Incorporating a wide range of vitamin- and nutrient-dense foods can have a positive effect on your total wellness and skin health. Try to avoid excess sugar, dairy, and unsaturated fats that are known to cause or worsen breakouts.

Take Your Makeup Off Before Bed

Don’t skip the crucial step of taking off your makeup before going to sleep — leftover makeup is a prime cause of clogged pores.

Clients with all skin types may find they wake up to a layer of oil in the morning, especially in their T-zone. This might be due to an increase in sebum production overnight in oily skin, or excess dryness creating oil during the night — both of which leftover makeup has the potential to exacerbate.

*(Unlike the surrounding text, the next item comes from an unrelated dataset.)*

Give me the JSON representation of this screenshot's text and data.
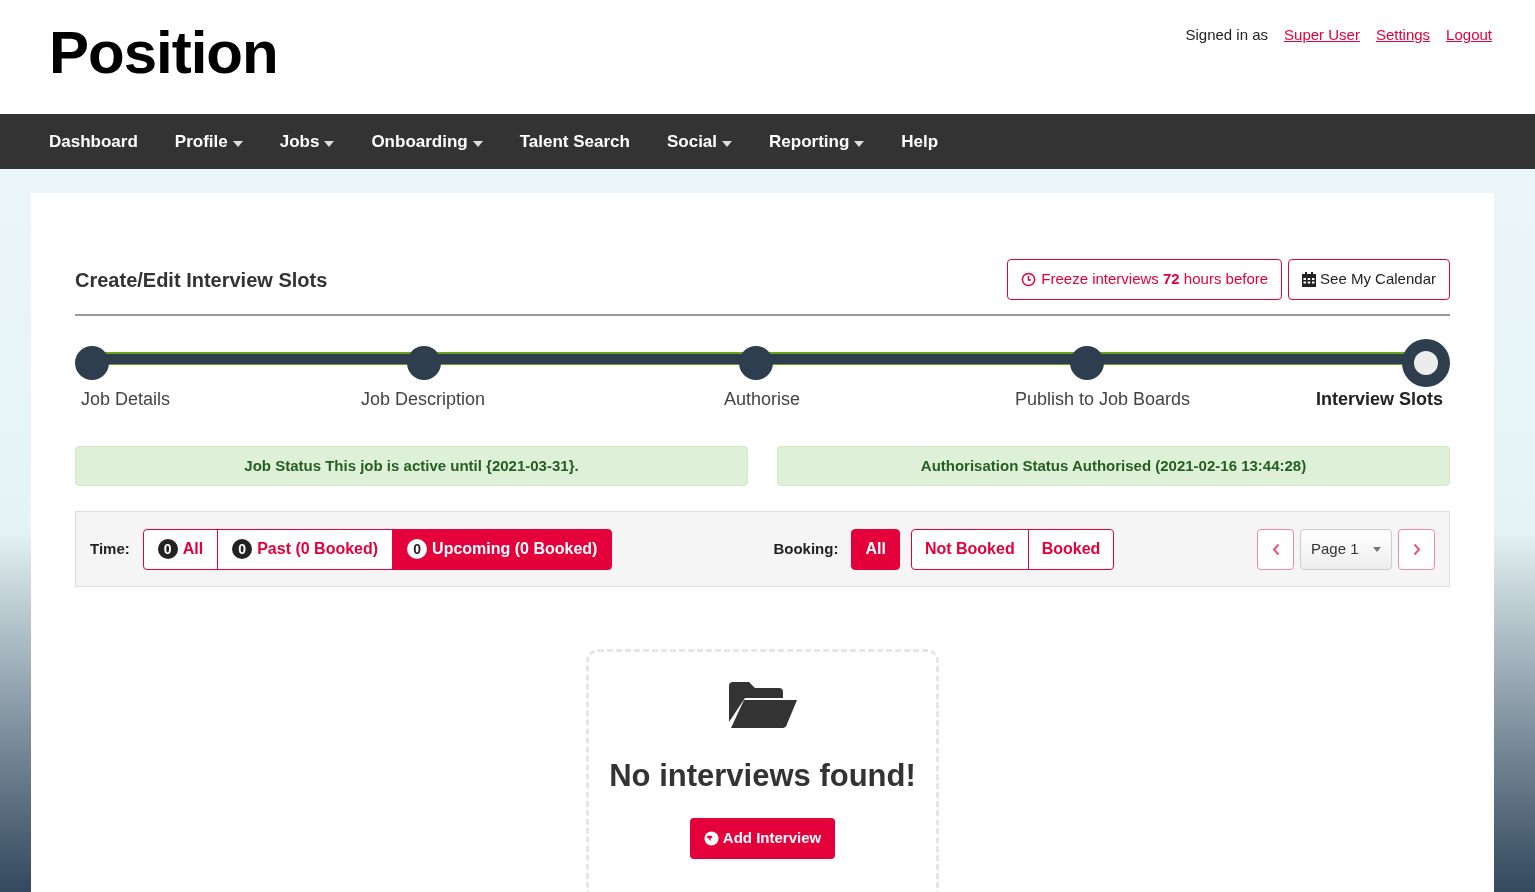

To prevent accelerated oiliness in the morning and avoid waking with clogged pores, make sure you remove your makeup and incorporate a lightweight hydrating lotion as a final step before bed.

Those with oily or combination skin may want to look for non-comedogenic (meaning it won’t clog your pores) makeup removers and moisturizers. Augustinus Bader’s The Light Cream refreshes and hydrates skin, reduces the appearance of pores, and helps soothe signs of redness without contributing to excess sebum.

Exfoliate

Exfoliation helps remove dead skin and other impurities from your complexion to improve skin texture and minimize the look of pores. Regular exfoliation can help skin look brighter, clear dirt and grime out of pores, and promote the look and feel of smoother skin.

Alpha-hydroxy acids (AHA) and beta-hydroxy acids (BHA) are chemical exfoliants generally accepted as safe for a variety of skin types — they’re gentle, but effective. Glycolic acid, mandelic acid, and lactic acid are all AHAs, while the most common BHA is salicylic acid.

The main difference is that BHAs are oil-soluble and penetrate the skin and pores, while AHAs are water-soluble and primarily address the surface of your skin. Incorporate an exfoliating serum that boosts cell turnover, like the SkinCeuticals Cell Cycle Catalyst, into your routine to keep your complexion looking radiant.

The Bottom Line

Minimizing the appearance of your pores comes down to some simple skincare steps and products like cleansers, toners, and moisturizers that support cell turnover and help keep your pores clear.

If you’re looking to learn more about your skin type and find the right products to support your goals, let Bluemercury help you create a personalized skincare routine.